There’s never been a more rewarding time to enter the healthcare field. For many, a healthcare career evokes the idea of becoming a doctor or nurse, but that’s a tiny picture of today’s healthcare landscape. A radiologic technology degree is often the choice for those who like the technical side of healthcare and interacting personally with patients of all ages.
You may not know the term “radiologic technology,” but you know what they do. Radiologic technologists (often called rad techs) provide the interior body images, X-rays, for example) medical communities need for accurate, efficient diagnosis and treatment.
Those who earn a radiologic technology degree become medical professionals certified and registered to perform diagnostic imaging examinations. He or she is a vital member of a patient’s healthcare team, helping deliver the best-possible healthcare outcome.

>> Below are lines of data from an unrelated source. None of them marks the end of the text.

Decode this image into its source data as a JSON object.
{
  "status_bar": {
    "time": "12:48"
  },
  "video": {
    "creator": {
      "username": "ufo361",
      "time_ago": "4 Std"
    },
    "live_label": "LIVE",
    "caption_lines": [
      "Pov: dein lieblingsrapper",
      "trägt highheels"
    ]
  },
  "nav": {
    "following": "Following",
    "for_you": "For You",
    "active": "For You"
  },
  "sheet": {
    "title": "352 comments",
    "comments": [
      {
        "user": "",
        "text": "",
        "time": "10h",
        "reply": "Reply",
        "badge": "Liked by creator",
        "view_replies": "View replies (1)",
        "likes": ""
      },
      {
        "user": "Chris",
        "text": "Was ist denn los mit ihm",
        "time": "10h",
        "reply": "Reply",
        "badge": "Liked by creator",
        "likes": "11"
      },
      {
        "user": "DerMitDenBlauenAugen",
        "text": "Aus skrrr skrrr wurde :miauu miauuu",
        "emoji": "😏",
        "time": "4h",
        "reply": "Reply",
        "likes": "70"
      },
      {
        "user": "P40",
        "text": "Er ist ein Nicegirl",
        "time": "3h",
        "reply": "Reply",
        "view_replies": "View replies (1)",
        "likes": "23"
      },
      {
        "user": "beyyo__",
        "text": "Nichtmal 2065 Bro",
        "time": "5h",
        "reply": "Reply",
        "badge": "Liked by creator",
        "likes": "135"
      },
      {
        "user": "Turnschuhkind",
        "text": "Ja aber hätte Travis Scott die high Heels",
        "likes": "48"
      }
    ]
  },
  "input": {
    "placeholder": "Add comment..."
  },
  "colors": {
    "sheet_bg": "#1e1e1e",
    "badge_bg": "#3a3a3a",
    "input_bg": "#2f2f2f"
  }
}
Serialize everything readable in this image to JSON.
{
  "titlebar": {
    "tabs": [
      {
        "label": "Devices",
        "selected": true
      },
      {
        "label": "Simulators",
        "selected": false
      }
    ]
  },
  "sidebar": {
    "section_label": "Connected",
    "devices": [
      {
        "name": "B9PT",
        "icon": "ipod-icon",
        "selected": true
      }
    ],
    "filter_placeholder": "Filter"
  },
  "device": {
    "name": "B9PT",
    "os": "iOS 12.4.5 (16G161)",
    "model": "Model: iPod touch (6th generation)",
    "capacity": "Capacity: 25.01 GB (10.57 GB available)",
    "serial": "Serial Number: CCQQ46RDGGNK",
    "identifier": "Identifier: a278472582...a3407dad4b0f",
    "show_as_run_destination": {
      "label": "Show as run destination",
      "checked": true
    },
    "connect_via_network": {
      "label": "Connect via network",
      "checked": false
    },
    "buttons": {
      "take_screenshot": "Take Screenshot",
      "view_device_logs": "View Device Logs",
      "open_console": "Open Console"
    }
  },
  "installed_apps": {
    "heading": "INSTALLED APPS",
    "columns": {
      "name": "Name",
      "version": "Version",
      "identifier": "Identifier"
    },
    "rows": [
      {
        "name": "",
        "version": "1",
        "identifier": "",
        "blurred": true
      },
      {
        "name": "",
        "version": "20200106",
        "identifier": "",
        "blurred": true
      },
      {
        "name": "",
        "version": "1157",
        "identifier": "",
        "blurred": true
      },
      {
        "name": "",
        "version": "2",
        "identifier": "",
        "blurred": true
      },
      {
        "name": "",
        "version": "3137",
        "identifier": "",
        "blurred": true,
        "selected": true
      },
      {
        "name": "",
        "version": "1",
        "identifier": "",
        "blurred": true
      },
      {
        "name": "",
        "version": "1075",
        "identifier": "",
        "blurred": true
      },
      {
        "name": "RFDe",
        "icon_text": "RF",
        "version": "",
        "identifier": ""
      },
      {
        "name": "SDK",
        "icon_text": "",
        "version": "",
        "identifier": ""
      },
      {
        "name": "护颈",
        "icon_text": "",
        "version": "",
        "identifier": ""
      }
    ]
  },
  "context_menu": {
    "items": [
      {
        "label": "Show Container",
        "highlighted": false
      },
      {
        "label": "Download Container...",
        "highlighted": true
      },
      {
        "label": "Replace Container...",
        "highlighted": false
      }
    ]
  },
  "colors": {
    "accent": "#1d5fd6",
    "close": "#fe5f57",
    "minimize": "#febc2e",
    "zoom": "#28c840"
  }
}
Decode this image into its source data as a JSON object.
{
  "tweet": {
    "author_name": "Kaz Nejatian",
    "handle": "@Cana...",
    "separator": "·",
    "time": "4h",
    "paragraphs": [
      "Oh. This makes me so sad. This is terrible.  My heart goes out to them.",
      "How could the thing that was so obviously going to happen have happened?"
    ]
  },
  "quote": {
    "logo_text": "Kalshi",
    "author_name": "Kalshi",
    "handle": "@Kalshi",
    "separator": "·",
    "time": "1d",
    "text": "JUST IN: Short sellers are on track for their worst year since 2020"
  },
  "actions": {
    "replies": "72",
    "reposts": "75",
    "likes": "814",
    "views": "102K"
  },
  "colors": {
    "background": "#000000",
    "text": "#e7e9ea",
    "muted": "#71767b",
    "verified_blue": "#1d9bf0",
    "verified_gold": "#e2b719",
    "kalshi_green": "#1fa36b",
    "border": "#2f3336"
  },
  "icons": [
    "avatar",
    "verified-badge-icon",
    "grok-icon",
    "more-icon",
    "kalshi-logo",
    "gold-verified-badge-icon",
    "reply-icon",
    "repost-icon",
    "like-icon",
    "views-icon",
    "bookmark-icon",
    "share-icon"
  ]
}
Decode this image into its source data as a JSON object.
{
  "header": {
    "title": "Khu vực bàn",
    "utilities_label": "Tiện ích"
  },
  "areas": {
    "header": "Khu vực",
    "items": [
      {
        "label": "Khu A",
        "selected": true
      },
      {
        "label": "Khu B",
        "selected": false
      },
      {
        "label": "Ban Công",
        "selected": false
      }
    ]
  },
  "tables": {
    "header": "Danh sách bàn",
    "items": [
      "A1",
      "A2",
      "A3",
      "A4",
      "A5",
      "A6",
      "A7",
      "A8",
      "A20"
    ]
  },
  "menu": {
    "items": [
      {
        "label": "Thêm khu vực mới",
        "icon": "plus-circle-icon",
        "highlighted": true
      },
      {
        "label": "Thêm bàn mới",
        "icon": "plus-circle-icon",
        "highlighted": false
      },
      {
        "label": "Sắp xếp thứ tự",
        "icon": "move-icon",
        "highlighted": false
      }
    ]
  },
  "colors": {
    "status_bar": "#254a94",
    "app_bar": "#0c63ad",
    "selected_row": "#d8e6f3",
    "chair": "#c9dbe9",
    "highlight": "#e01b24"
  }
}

For radiologic technologists, there’s more than learning bout anatomy, physiology, examination techniques, and equipment set-up and procedures. They also must be uniquely talented in helping patients be comfortable and safe because patients may be in pain or suffering from trauma.
It’s also an active role where you’re likely to have new challenges daily. In one typical shift, you might find yourself
Read what David C. had to say while earning his radiologic technology degree:
“If you enjoy customer service, like the idea of helping people when they are ill and in distress, and enjoy working with high technology, this might be for you. It is a pretty well-paying job that’s in high demand.”
The goal for most rad techs is a two-year Associate of Applied Science (A.A.S.) degree in radiologic technology accredited by the Joint Review Committee on Education for Radiologic Technology (JRCERT).
In a typical A.A.S. in Radiologic Technology program, students complete about 24 hours of required and prerequisite classes, such as
After that, the remaining classes, labs, and group sessions focus on practical skills and abilities used by the rad tech workforce:
After students demonstrate specific competencies, they hone their skills through clinical assignments. The school-based knowledge and skills, plus the clinical experiences, ensure students are ready for the rad tech workforce after graduation.
(Read more about Radiologic Technology coursework in this blog.)
With so many new advances in imaging, the U.S. Bureau of Labor Statistics (BLS) predicts hiring for those with a radiologic technology degree will outpace the national average for most careers over the next decade.
More than half of those with a radiologic technology degree will work in hospitals; others will find roles at diagnostic clinics, physician group practices, mobile imaging facilities, and surgery centers.
You might be wondering if becoming a rad tech is the right career direction for you. Program directors and career guides agree: a number of character traits are indicators of a good career fit:
Cleveland University-Kansas City (CUKC) is in Overland Park, Kansas, a large city within the Kansas City metro area. For more than 100 years, CUKC has been educating and developing leaders in health promotion as a nonprofit, private, chiropractic and health sciences university where students become part of and learn from a professional healthcare culture.
The radiologic technology degree program at CUKC is a two-year program leading to an Associate of Applied Science (A.A.S) in Radiologic Technology.
Features of the CUKC radiologic technology program include:
There’s a lot to like about the radiologic technology degree, and we’re eager to talk to you about it. Connect with a CUKC admissions advisor today and enjoy our free eBook: Your Complete Guide to a Career as a Radiologic Technology.